Scan the data for "spoke" and copy the lines it appears in.

Top of Records supplied

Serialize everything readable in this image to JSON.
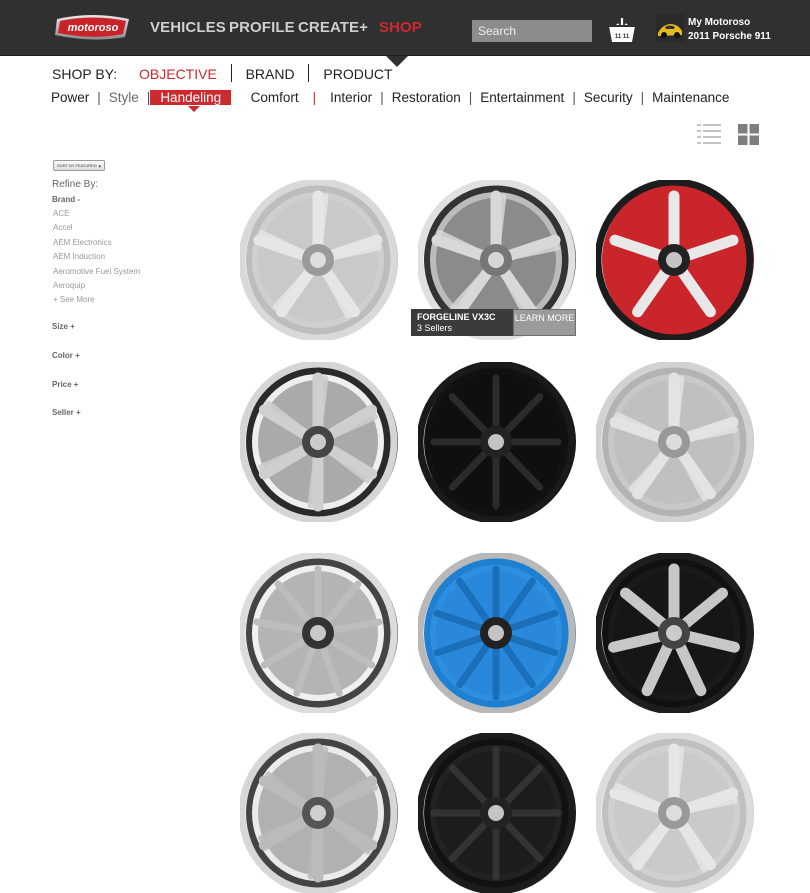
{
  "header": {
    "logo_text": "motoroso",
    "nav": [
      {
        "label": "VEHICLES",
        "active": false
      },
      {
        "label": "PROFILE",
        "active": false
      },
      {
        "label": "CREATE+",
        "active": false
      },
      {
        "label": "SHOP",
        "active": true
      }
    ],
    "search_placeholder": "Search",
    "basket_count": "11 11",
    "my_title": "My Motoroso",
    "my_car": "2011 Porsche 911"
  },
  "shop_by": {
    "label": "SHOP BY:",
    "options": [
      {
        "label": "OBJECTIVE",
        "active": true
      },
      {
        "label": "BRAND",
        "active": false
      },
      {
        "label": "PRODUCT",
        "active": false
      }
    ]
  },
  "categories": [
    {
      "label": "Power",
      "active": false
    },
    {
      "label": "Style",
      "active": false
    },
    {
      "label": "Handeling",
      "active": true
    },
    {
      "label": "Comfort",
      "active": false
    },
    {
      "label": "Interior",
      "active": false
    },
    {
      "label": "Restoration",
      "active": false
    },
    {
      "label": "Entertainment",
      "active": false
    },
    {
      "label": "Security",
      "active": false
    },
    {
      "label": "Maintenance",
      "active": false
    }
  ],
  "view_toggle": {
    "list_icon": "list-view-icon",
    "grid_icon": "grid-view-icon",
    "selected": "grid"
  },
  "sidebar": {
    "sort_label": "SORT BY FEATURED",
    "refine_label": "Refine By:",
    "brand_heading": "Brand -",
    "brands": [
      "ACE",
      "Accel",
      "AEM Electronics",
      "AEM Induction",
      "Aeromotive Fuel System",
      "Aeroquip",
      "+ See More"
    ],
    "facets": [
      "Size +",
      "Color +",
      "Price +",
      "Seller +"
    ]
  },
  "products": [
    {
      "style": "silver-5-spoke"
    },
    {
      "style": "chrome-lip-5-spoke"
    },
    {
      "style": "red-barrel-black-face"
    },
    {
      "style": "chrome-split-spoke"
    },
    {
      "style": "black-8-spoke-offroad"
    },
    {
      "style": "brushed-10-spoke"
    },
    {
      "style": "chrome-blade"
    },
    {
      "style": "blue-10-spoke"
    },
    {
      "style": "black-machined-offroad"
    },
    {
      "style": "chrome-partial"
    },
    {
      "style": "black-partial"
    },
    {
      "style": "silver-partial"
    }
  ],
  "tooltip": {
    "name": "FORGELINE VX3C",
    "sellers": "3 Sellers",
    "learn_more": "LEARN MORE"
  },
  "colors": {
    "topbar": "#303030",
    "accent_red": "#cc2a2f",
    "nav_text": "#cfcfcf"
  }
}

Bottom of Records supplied
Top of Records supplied

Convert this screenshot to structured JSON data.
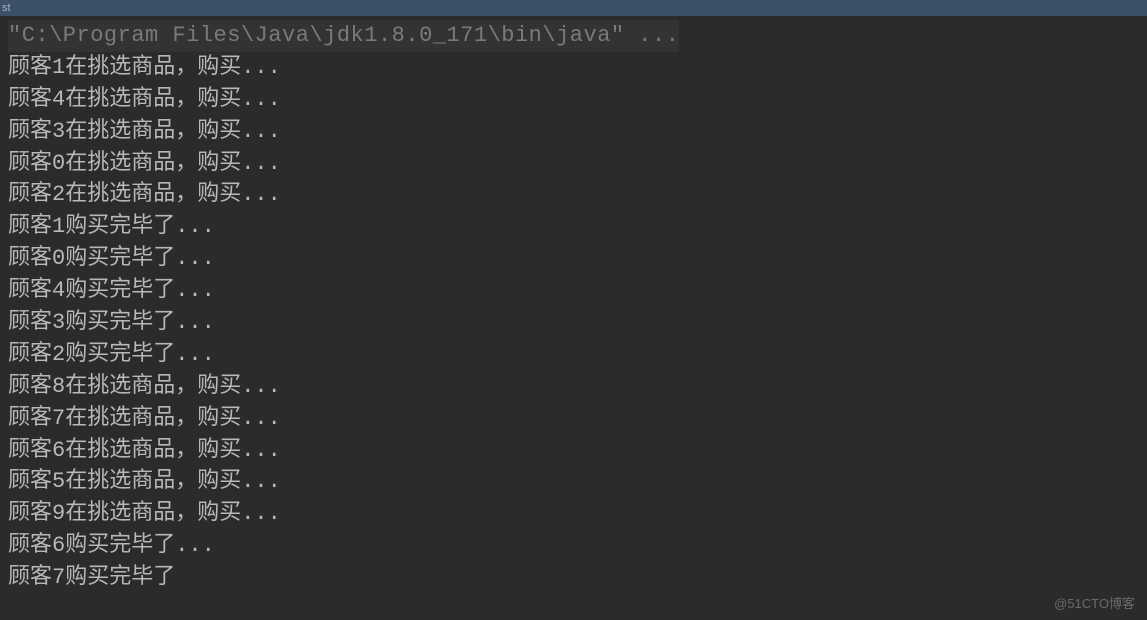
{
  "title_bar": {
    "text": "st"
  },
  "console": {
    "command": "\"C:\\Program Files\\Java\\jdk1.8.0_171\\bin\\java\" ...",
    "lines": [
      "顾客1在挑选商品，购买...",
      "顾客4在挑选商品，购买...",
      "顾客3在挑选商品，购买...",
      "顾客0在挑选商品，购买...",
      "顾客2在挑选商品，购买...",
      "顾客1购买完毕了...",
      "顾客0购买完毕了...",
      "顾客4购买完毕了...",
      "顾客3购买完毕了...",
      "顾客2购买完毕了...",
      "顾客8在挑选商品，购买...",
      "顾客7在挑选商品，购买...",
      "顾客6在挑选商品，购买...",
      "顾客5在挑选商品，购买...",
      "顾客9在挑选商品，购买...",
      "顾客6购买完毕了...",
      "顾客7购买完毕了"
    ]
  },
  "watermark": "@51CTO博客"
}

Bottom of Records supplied
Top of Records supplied

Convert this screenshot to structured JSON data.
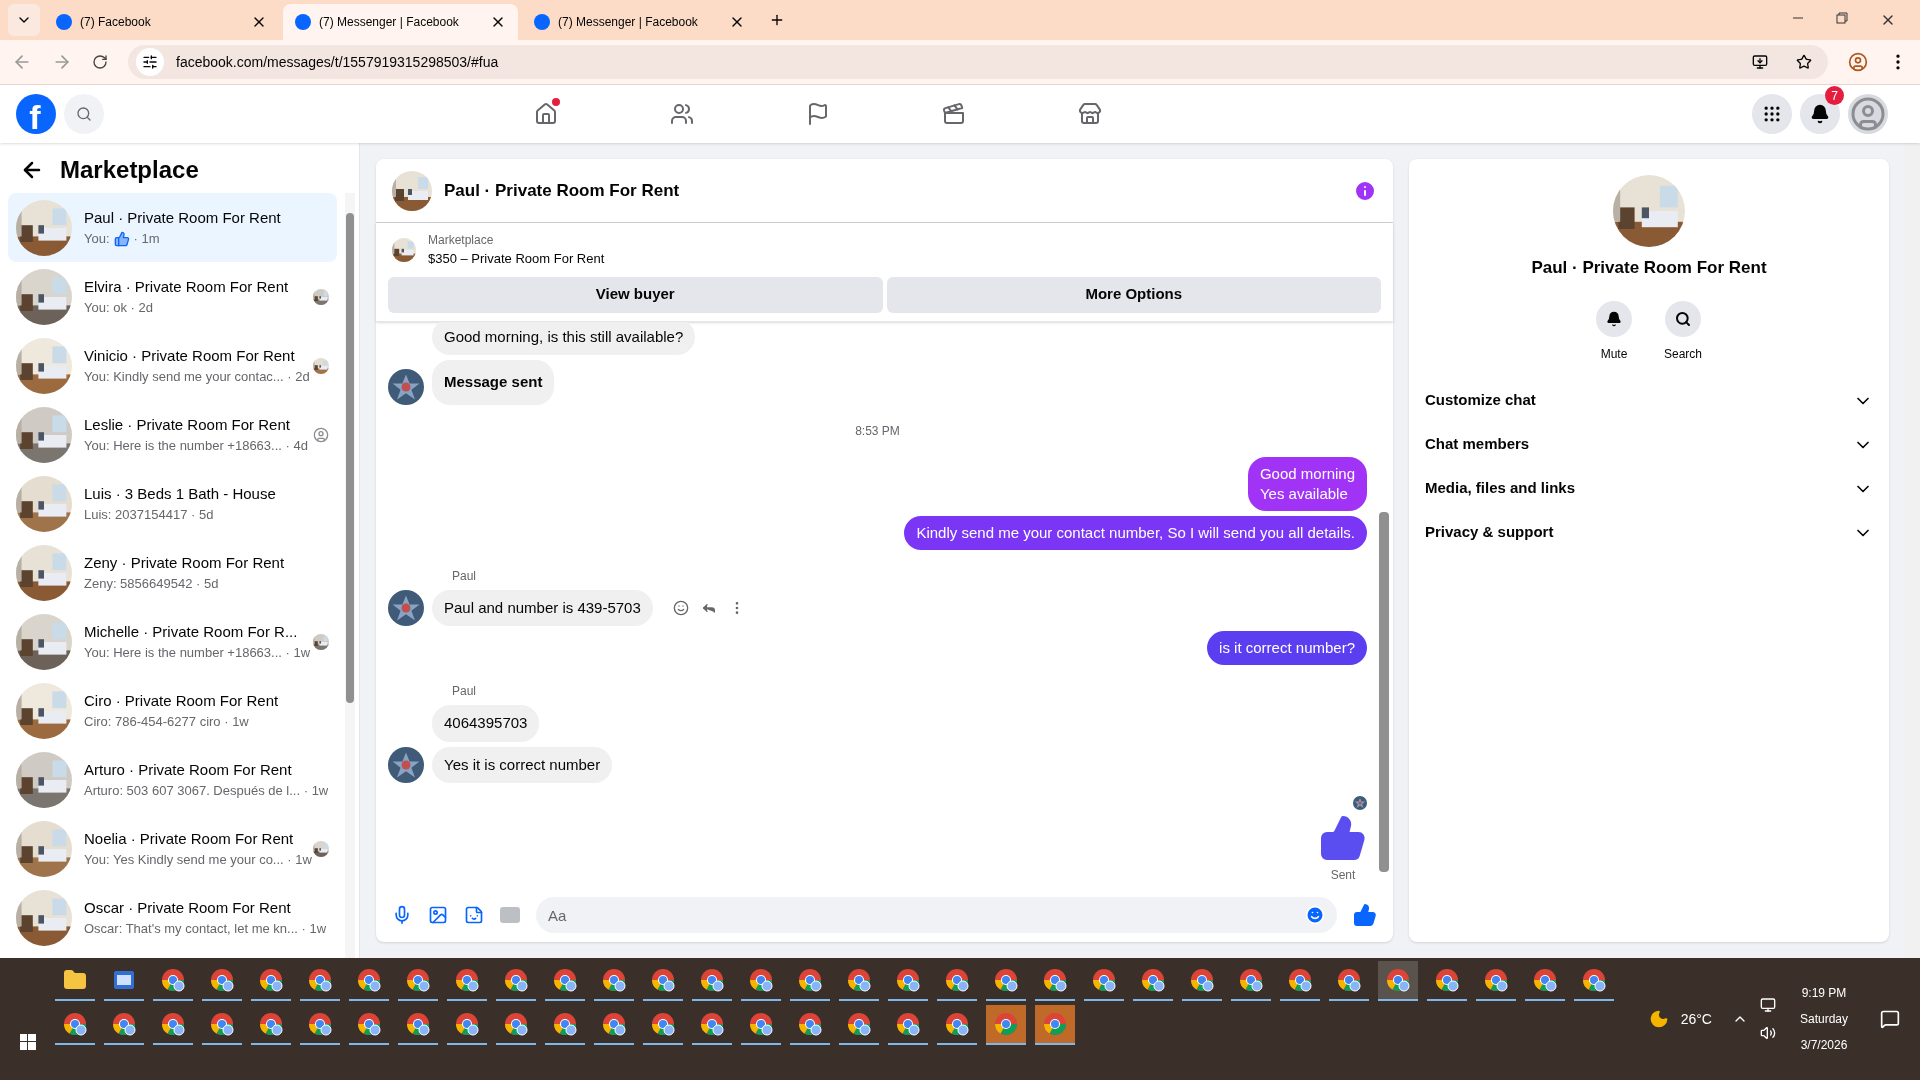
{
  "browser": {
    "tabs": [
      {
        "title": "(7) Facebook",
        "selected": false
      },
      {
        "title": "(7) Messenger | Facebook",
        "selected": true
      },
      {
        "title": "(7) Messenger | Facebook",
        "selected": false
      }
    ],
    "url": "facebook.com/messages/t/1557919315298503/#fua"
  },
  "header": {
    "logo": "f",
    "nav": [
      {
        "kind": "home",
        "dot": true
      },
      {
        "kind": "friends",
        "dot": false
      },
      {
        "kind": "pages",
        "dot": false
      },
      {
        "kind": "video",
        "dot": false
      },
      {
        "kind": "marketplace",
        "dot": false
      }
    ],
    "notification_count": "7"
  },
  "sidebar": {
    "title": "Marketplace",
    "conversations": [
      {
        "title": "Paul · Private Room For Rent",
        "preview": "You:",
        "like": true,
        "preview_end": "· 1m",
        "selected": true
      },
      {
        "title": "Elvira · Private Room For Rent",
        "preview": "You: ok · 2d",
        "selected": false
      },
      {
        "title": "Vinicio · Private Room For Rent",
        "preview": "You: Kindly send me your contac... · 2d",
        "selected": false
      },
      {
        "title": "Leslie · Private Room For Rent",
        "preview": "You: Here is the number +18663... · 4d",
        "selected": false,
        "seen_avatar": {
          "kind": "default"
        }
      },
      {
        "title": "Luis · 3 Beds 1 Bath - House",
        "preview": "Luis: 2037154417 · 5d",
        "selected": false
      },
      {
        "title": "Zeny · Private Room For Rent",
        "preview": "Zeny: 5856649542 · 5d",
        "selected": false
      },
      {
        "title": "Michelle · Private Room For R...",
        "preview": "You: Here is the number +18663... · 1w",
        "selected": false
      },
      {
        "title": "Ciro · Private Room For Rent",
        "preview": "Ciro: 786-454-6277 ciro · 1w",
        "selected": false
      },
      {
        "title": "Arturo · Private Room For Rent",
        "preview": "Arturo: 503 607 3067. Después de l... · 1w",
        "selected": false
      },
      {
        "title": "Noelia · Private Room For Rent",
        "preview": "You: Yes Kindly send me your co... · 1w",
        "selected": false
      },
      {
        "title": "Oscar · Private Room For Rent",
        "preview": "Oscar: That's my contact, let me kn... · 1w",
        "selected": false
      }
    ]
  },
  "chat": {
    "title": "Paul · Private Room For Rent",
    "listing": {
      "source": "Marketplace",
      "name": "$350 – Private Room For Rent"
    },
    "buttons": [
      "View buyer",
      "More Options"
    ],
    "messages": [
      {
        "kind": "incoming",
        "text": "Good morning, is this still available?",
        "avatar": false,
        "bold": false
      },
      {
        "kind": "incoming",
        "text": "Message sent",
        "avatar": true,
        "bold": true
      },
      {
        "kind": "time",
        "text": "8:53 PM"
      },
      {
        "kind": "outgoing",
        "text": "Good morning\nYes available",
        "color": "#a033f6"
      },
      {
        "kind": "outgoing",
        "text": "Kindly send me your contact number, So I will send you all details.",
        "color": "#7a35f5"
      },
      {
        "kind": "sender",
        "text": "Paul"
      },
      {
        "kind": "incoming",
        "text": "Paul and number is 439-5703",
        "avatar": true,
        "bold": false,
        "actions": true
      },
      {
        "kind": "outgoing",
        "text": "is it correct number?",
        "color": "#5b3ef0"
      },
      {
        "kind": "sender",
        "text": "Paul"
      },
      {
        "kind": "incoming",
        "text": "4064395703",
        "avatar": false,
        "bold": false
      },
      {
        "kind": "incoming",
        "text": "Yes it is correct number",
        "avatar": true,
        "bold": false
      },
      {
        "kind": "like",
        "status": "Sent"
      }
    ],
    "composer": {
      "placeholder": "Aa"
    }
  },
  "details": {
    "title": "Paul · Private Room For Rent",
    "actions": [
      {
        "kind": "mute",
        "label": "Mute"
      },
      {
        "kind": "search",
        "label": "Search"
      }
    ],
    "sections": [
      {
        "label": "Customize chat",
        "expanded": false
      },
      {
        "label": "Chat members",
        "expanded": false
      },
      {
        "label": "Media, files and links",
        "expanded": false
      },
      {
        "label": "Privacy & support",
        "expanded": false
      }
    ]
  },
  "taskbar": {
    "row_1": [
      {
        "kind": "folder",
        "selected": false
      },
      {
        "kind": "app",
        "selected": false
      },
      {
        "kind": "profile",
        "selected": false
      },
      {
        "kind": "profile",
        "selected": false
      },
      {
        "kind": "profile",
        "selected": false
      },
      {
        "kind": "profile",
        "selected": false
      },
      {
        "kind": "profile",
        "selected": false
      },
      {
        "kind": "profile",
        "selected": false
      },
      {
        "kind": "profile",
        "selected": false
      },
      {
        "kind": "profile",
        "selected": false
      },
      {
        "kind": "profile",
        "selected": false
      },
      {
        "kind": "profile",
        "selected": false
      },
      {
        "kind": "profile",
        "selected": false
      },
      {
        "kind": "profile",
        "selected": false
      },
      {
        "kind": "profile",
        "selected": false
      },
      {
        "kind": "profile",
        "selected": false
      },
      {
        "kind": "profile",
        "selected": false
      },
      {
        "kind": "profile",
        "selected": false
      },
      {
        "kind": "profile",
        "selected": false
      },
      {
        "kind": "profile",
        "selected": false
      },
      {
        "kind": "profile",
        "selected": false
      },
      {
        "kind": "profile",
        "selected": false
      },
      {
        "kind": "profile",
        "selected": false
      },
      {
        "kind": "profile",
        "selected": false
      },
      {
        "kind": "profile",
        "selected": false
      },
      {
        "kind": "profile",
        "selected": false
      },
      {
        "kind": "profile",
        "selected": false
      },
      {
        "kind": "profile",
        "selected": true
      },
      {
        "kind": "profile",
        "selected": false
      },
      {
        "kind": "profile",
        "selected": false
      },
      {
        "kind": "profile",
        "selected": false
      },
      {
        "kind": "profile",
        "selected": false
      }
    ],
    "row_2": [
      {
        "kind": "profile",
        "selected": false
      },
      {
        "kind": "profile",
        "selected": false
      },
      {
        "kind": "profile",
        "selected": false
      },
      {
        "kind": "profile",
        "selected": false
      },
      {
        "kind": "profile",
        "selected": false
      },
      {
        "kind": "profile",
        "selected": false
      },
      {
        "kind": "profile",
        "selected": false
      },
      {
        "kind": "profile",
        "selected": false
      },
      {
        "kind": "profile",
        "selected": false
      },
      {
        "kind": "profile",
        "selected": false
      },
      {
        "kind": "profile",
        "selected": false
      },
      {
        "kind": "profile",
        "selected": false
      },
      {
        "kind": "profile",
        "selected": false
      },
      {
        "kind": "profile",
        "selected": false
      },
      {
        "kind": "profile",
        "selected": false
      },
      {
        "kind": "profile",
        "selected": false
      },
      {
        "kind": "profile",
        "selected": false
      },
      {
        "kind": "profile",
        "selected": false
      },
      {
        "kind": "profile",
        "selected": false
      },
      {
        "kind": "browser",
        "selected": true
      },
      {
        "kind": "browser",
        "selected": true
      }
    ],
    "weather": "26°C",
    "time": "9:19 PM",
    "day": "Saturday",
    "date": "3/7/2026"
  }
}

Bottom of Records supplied

- Response to this exercise -
      "style": "silver-5-spoke"
      "style": "chrome-lip-5-spoke"
      "style": "chrome-split-spoke"
      "style": "black-8-spoke-offroad"
      "style": "brushed-10-spoke"
      "style": "blue-10-spoke"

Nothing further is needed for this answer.